The next day, Sunday, was spent touring the very extensive museum facility at Wetaskiwin airport. The collection of aircraft, autos and farm machinery is most impressive and very well displayed. The storage buildings contain many more artifacts awaiting restoration, some of them in fine enough condition to be used as museum displays now. Vic and his Harvard departed for Golden this afternoon for a visit with family and then on to Langley the following day.
The CMF's 1937 Waco over the flatlands to the south of Nanton, AB.
Day six was the start of the long journey back to Langley for the Waco crew. After checking the weather, filing a flight plan and packing a lunch, we launched from Wetaskiwin into the wild blue yonder on the next flight leg to Sparwood, BC. The Waco was refueled in Sparwood, we enjoyed another picnic lunch (this time on the clubhouse veranda) and then we departed for our last overnight stop – back once more to Creston. As luck would have it, the tail winds found on the flights to the east had now switched around to provide us with tailwinds and good groundspeeds that would last all the way to Langley. During the Creston layover, we were treated by Bill Piper to a very informative tour of the valley that included an explanation of the system of dikes that his family had helped build in the early days of farming there. Dinner and crew rest were next on the program.
We awoke to yet another sunny day which allowed for easy flight planning on this the final day of our journey. From Creston, we climbed the big red Waco up to altitude and followed the Creston/Salmo highway to Trail and then via Grand Forks to our next fuel stop at Oliver in the southern Okanagan. Bill’s parents, Ray and Win, met us there for lunch and then it was off to Langley for the last leg of this outstanding adventure. This final leg routed via Keremeos, Princeton, Manning Park, Hope, and Chilliwack to an on time arrival at Langley. We were continually dazzled by the incredible scenery that BC has to offer, especially as seen from the air. We all agreed that Doug had the best seat in the house as he roamed from side to side in the spacious comfort of the Waco’s rear seat.

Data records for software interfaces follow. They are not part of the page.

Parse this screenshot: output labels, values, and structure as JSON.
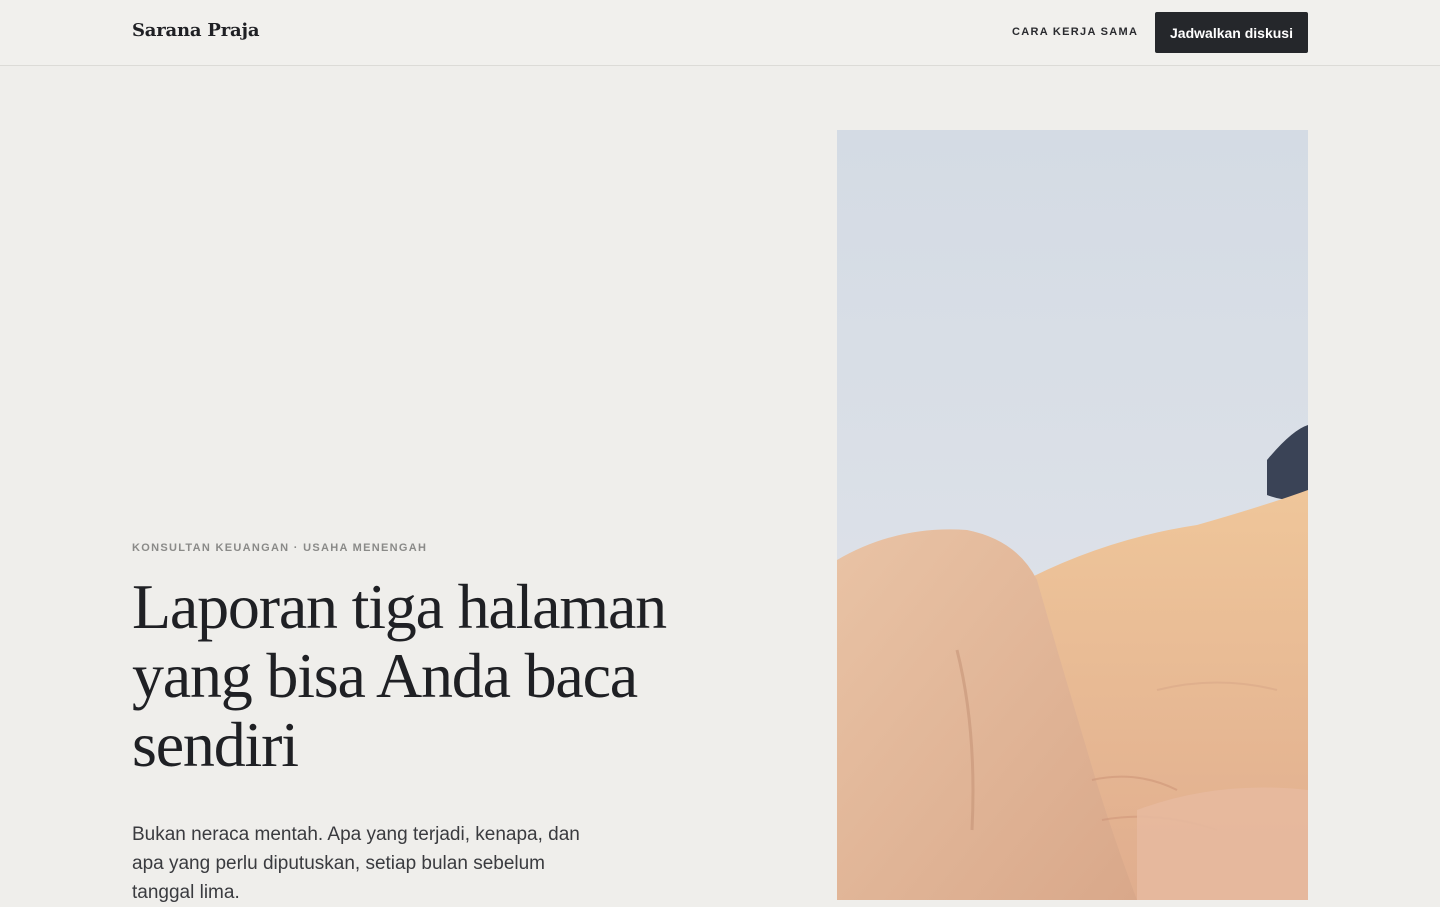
{
  "header": {
    "brand": "Sarana Praja",
    "nav_link": "CARA KERJA SAMA",
    "cta_label": "Jadwalkan diskusi"
  },
  "hero": {
    "eyebrow": "KONSULTAN KEUANGAN · USAHA MENENGAH",
    "title": "Laporan tiga halaman yang bisa Anda baca sendiri",
    "lead": "Bukan neraca mentah. Apa yang terjadi, kenapa, dan apa yang perlu diputuskan, setiap bulan sebelum tanggal lima.",
    "image_subject": "handshake-photo"
  },
  "colors": {
    "background": "#efeeeb",
    "text": "#1f2024",
    "button": "#25272b",
    "muted": "#8a8a88"
  }
}
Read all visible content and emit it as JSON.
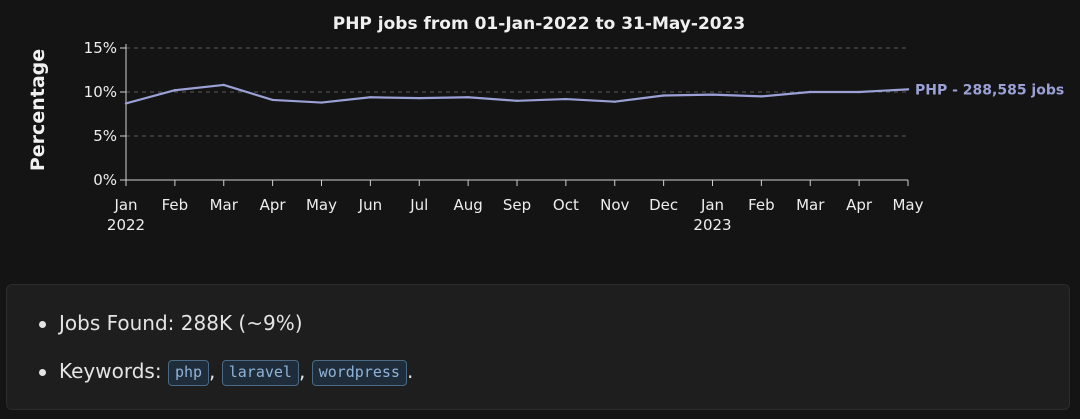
{
  "chart_data": {
    "type": "line",
    "title": "PHP jobs from 01-Jan-2022 to 31-May-2023",
    "xlabel": "",
    "ylabel": "Percentage",
    "ylim": [
      0,
      15
    ],
    "yticks": [
      "0%",
      "5%",
      "10%",
      "15%"
    ],
    "ytick_values": [
      0,
      5,
      10,
      15
    ],
    "categories": [
      "2022-01",
      "2022-02",
      "2022-03",
      "2022-04",
      "2022-05",
      "2022-06",
      "2022-07",
      "2022-08",
      "2022-09",
      "2022-10",
      "2022-11",
      "2022-12",
      "2023-01",
      "2023-02",
      "2023-03",
      "2023-04",
      "2023-05"
    ],
    "tick_labels": [
      "Jan",
      "Feb",
      "Mar",
      "Apr",
      "May",
      "Jun",
      "Jul",
      "Aug",
      "Sep",
      "Oct",
      "Nov",
      "Dec",
      "Jan",
      "Feb",
      "Mar",
      "Apr",
      "May"
    ],
    "tick_sublabels": [
      "2022",
      "",
      "",
      "",
      "",
      "",
      "",
      "",
      "",
      "",
      "",
      "",
      "2023",
      "",
      "",
      "",
      ""
    ],
    "grid": "horizontal-dashed",
    "series": [
      {
        "name": "PHP - 288,585 jobs",
        "color": "#9ba0d6",
        "values": [
          8.7,
          10.2,
          10.8,
          9.1,
          8.8,
          9.4,
          9.3,
          9.4,
          9.0,
          9.2,
          8.9,
          9.6,
          9.7,
          9.5,
          10.0,
          10.0,
          10.3
        ]
      }
    ]
  },
  "info": {
    "jobs_found": "Jobs Found: 288K (~9%)",
    "keywords_label": "Keywords:",
    "keywords": [
      "php",
      "laravel",
      "wordpress"
    ],
    "separator": ",",
    "terminator": "."
  }
}
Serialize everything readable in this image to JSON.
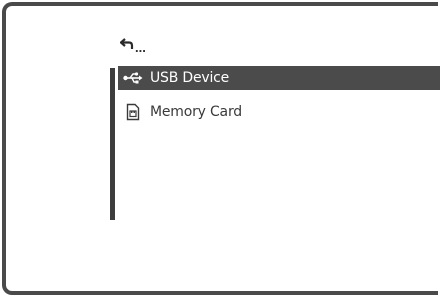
{
  "navigation": {
    "back_label": "..."
  },
  "menu": {
    "items": [
      {
        "label": "USB Device",
        "icon": "usb-icon",
        "selected": true
      },
      {
        "label": "Memory Card",
        "icon": "memory-card-icon",
        "selected": false
      }
    ]
  },
  "colors": {
    "frame": "#4a4a4a",
    "selected_bg": "#4b4b4b",
    "selected_text": "#ffffff",
    "text": "#3a3a3a"
  }
}
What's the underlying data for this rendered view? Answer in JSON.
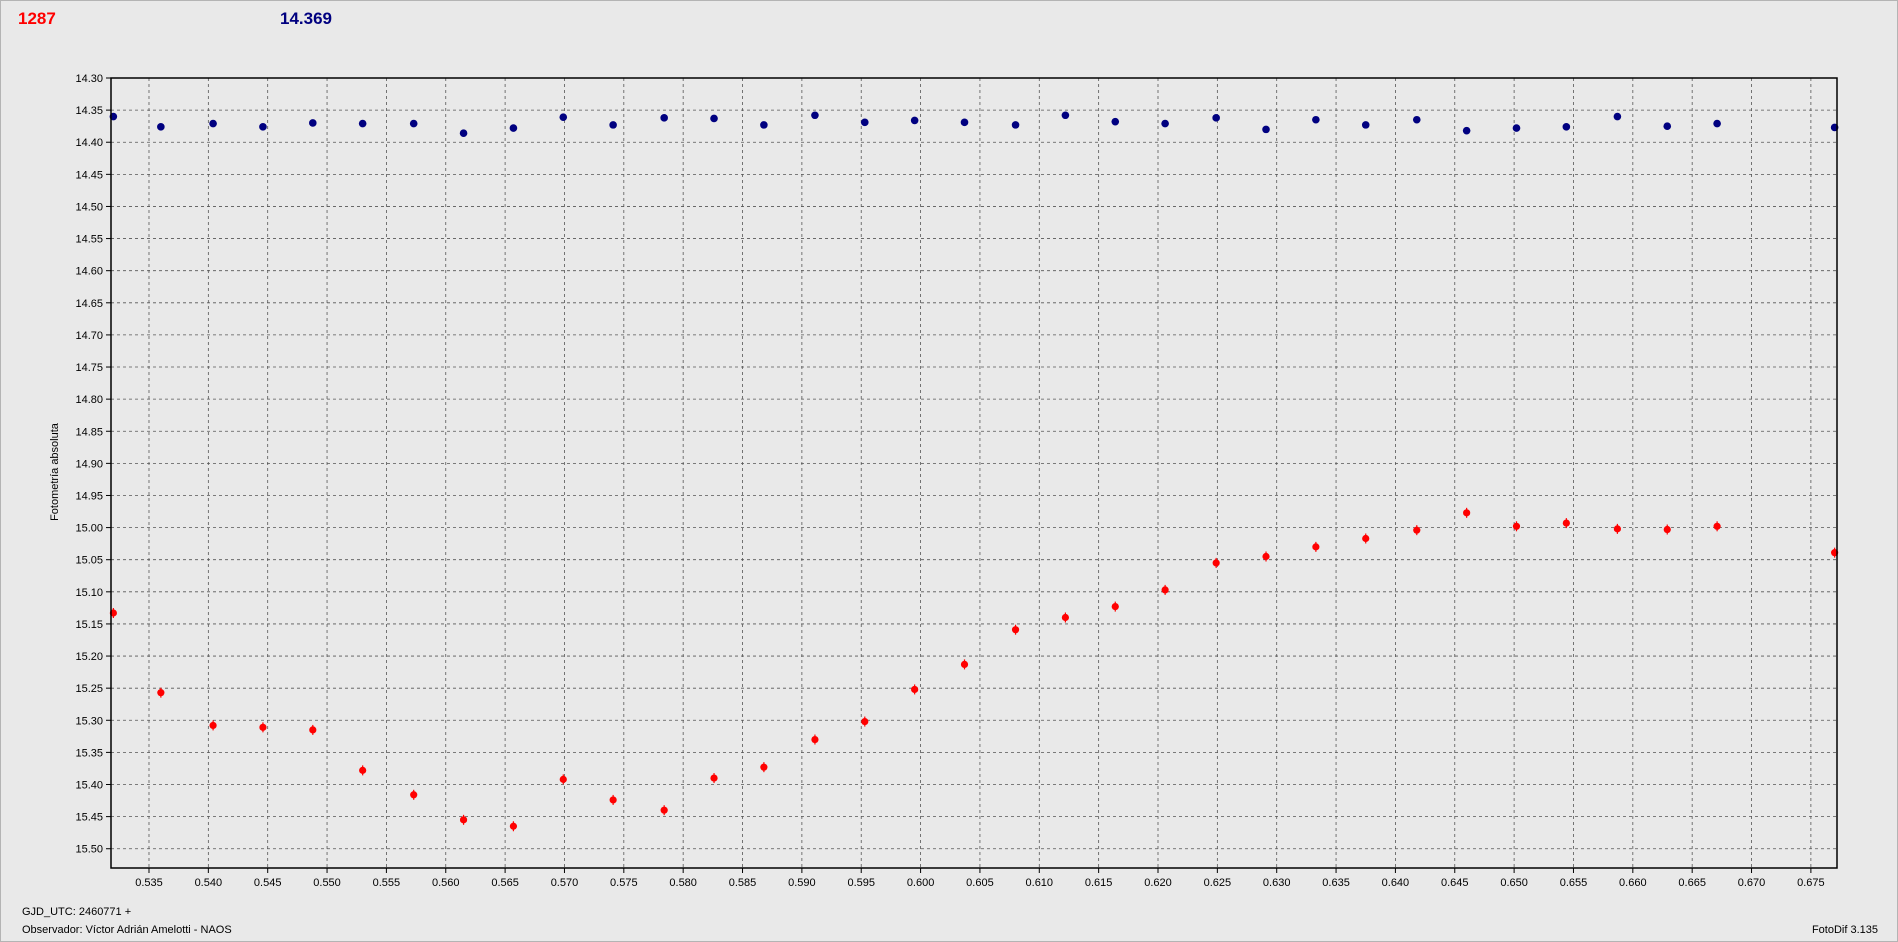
{
  "header": {
    "target_label": "1287",
    "target_color": "#ff0000",
    "comparison_value": "14.369",
    "comparison_color": "#000080"
  },
  "footer": {
    "gjd": "GJD_UTC: 2460771 +",
    "observer": "Observador: Víctor Adrián Amelotti - NAOS",
    "version": "FotoDif 3.135"
  },
  "chart_data": {
    "type": "scatter",
    "ylabel": "Fotometría absoluta",
    "xlabel": "",
    "xlim": [
      0.5318,
      0.6772
    ],
    "ylim": [
      15.53,
      14.3
    ],
    "y_inverted": true,
    "grid": true,
    "grid_style": "dashed",
    "x_ticks": [
      "0.535",
      "0.540",
      "0.545",
      "0.550",
      "0.555",
      "0.560",
      "0.565",
      "0.570",
      "0.575",
      "0.580",
      "0.585",
      "0.590",
      "0.595",
      "0.600",
      "0.605",
      "0.610",
      "0.615",
      "0.620",
      "0.625",
      "0.630",
      "0.635",
      "0.640",
      "0.645",
      "0.650",
      "0.655",
      "0.660",
      "0.665",
      "0.670",
      "0.675"
    ],
    "y_ticks": [
      "14.30",
      "14.35",
      "14.40",
      "14.45",
      "14.50",
      "14.55",
      "14.60",
      "14.65",
      "14.70",
      "14.75",
      "14.80",
      "14.85",
      "14.90",
      "14.95",
      "15.00",
      "15.05",
      "15.10",
      "15.15",
      "15.20",
      "15.25",
      "15.30",
      "15.35",
      "15.40",
      "15.45",
      "15.50"
    ],
    "series": [
      {
        "color": "#000080",
        "x": [
          0.532,
          0.536,
          0.5404,
          0.5446,
          0.5488,
          0.553,
          0.5573,
          0.5615,
          0.5657,
          0.5699,
          0.5741,
          0.5784,
          0.5826,
          0.5868,
          0.5911,
          0.5953,
          0.5995,
          0.6037,
          0.608,
          0.6122,
          0.6164,
          0.6206,
          0.6249,
          0.6291,
          0.6333,
          0.6375,
          0.6418,
          0.646,
          0.6502,
          0.6544,
          0.6587,
          0.6629,
          0.6671,
          0.677
        ],
        "y": [
          14.36,
          14.376,
          14.371,
          14.376,
          14.37,
          14.371,
          14.371,
          14.386,
          14.378,
          14.361,
          14.373,
          14.362,
          14.363,
          14.373,
          14.358,
          14.369,
          14.366,
          14.369,
          14.373,
          14.358,
          14.368,
          14.371,
          14.362,
          14.38,
          14.365,
          14.373,
          14.365,
          14.382,
          14.378,
          14.376,
          14.36,
          14.375,
          14.371,
          14.377
        ]
      },
      {
        "color": "#ff0000",
        "x": [
          0.532,
          0.536,
          0.5404,
          0.5446,
          0.5488,
          0.553,
          0.5573,
          0.5615,
          0.5657,
          0.5699,
          0.5741,
          0.5784,
          0.5826,
          0.5868,
          0.5911,
          0.5953,
          0.5995,
          0.6037,
          0.608,
          0.6122,
          0.6164,
          0.6206,
          0.6249,
          0.6291,
          0.6333,
          0.6375,
          0.6418,
          0.646,
          0.6502,
          0.6544,
          0.6587,
          0.6629,
          0.6671,
          0.677
        ],
        "y": [
          15.133,
          15.257,
          15.308,
          15.311,
          15.315,
          15.378,
          15.416,
          15.455,
          15.465,
          15.392,
          15.424,
          15.44,
          15.39,
          15.373,
          15.33,
          15.302,
          15.252,
          15.213,
          15.159,
          15.14,
          15.123,
          15.097,
          15.055,
          15.045,
          15.03,
          15.017,
          15.004,
          14.977,
          14.998,
          14.993,
          15.002,
          15.003,
          14.998,
          15.039
        ]
      }
    ]
  }
}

Almost home - flight above the Coast Mountains southeast of Hope, BC.
Our excellent adventure had been one hundred years in the making. Did we have a good time? Yes, we certainly did! Did the Waco perform up to its potential? It met and even exceeded our expectations. What a wonderful flying machine is this 1937 Waco Cabin. Thanks to all who had a part in making this journey possible. We are all so fortunate to be members of a Museum whose policy it is to maintain several aircraft in flying condition so that these classic machines can be seen and heard in their natural environment – flight!
For more information on CAPA and this back to Baddeck relay, please refer to the following web link: http://www.capa-acca.com/back_to_baddeck_toc.htm and enjoy a trip down memory lane.